This past week in the Senate could be best summarized as "justice week." Last Wednesday and again today, the Senate Judiciary Committee held hearings for judicial nominees announced late last year, including the contentious hearing for Neomi Rao to fill Justice Kavanaugh's seat on the DC Circuit. Last Thursday, the Committee sent more than 40 judicial nominees to the Senate floor for a final confirmation vote, many of whom were holdovers from the last session of Congress thanks largely to Democrat obstruction tactics "to make the confirmation process as cumbersome as possible." And finally tomorrow, the full Senate is expected to have the final confirmation vote for Bill Barr as the next US Attorney General, after invoking cloture yesterday.
On Monday, the Walter Olson of the Cato Institute wrote about President Trump and his administration's efforts to remake the federal courts in the New York Post. He explains that every modern president has worked to leave a lasting impression on the courts through his choice of nominees, but President Trump has been doing great work at chipping away at a liberal judiciary.

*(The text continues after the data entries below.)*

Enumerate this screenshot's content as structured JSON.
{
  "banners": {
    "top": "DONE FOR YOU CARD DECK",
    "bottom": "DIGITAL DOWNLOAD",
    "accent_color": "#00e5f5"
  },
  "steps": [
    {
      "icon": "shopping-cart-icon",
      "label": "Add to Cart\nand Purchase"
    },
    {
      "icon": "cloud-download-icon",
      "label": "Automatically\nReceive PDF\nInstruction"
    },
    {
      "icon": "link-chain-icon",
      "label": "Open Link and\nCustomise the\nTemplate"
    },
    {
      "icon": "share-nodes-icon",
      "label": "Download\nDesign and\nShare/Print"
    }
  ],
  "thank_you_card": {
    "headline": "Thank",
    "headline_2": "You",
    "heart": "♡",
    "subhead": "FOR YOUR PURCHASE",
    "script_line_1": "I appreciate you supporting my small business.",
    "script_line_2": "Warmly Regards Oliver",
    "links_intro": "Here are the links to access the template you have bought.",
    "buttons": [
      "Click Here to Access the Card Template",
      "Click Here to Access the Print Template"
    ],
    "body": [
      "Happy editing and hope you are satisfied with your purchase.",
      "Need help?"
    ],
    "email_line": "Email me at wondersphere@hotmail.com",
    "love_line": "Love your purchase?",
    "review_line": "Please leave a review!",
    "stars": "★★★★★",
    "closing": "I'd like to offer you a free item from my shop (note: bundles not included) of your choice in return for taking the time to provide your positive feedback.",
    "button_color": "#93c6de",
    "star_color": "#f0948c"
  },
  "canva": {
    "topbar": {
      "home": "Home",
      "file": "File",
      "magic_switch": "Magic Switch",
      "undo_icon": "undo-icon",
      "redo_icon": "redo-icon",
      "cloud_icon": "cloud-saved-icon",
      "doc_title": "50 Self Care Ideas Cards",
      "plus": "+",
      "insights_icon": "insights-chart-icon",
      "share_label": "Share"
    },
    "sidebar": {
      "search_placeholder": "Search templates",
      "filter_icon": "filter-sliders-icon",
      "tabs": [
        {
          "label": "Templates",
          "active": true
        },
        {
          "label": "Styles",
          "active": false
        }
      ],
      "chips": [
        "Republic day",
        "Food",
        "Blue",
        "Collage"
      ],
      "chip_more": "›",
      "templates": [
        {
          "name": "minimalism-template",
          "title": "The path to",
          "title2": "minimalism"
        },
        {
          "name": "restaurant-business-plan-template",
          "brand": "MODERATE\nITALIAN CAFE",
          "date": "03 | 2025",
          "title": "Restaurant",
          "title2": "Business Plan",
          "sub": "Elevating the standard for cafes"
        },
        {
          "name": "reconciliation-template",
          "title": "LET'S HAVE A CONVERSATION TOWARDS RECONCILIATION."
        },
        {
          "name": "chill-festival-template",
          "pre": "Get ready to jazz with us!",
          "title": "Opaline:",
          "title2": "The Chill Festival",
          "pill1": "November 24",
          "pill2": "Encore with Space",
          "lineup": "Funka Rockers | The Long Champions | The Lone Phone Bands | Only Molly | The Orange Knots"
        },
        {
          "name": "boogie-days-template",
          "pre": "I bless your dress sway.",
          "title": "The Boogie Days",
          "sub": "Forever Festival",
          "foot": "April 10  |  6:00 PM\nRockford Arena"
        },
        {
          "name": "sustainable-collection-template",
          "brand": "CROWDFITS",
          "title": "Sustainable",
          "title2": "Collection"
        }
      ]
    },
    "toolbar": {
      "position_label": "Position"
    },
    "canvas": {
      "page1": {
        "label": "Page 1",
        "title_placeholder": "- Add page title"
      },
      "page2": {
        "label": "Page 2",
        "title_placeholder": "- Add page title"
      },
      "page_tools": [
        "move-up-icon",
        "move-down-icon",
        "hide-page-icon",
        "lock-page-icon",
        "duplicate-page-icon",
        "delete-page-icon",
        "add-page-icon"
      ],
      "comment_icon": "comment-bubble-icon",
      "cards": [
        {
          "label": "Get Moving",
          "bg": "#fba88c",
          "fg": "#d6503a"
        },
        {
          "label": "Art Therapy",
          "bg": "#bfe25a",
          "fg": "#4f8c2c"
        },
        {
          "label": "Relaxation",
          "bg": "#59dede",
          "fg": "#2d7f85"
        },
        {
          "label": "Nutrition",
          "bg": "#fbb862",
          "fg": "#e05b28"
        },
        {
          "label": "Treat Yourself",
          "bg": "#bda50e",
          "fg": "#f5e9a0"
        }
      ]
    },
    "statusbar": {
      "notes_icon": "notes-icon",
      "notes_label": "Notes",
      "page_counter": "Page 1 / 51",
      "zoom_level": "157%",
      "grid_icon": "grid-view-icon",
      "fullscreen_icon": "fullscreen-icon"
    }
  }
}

As Olson wrote in the New York Post on Monday:
“President Donald Trump and Senate Republicans are remaking the federal courts in their own image,” declared NPR’s Nina Totenberg recently. Others agree: The administration’s lower-court selections will change America “for generations.”
Exciting, no? Unless you take the view that it happens with pretty much every White House. Barack Obama, too, remade the lower courts with effects that will last for generations. Federal judges have life tenure and decide big issues. Same with George W. Bush and Bill Clinton. All came in with a Senate majority and definite views on judges they wanted to appoint....
How does the Trump Administration compare? Olson outlines:
Consider that when Obama took office, 10 of the 13 federal circuits had majority Republican-appointed judges. By January 2017, only four circuits had GOP-appointed majorities, while nine were Democratic-appointed majorities. Quite the shift.
When Trump came in, thanks in part to Senate Majority Leader Mitch McConnell, there were a lot of vacancies. His 167 nominations as of Jan. 29, representing about 20 percent of the 851 seats, exceed those of his three predecessors, who had between 111 and 140 by this point. When it comes to actual confirmations, Trump is around the middle of the pack with 85, ahead of Obama (62) but behind Bush (100) and Clinton (128)....
Efforts so far, according to Olson:
Of the 13 circuits, only one has undergone any real partisan lurch since January 2017: the 11th (Georgia, Florida, Alabama), which went from eight Democratic appointees and three Republicans to a 6-6 tie. (I am indebted to my Cato Institute colleague Ilya Shapiro, who keeps a running tally of these.) But keep in mind, in January 2009, when Obama first took office, the 11th was 7-5 split in favor of Republican appointees. Trump didn’t “reshape” the 11th, he “unshaped” what Obama did.
The influential Second Circuit, which includes New York, has two vacancies and might soon approach near-ideological balance, with Democratic appointments holding just a 7-6 majority. But the Second is known as an unusually collegial circuit that avoids partisan divisions where it can. The Third (New Jersey, Pennsylvania) may be evolving from a small Democratic to a small Republican edge....
In short, President Trump is doing a tremendous job at appointing well qualified, conservative jurists to the federal bench, particularly at the circuit court level. The RNLA will continue to follow and regularly highlight these nominees and their confirmation progress.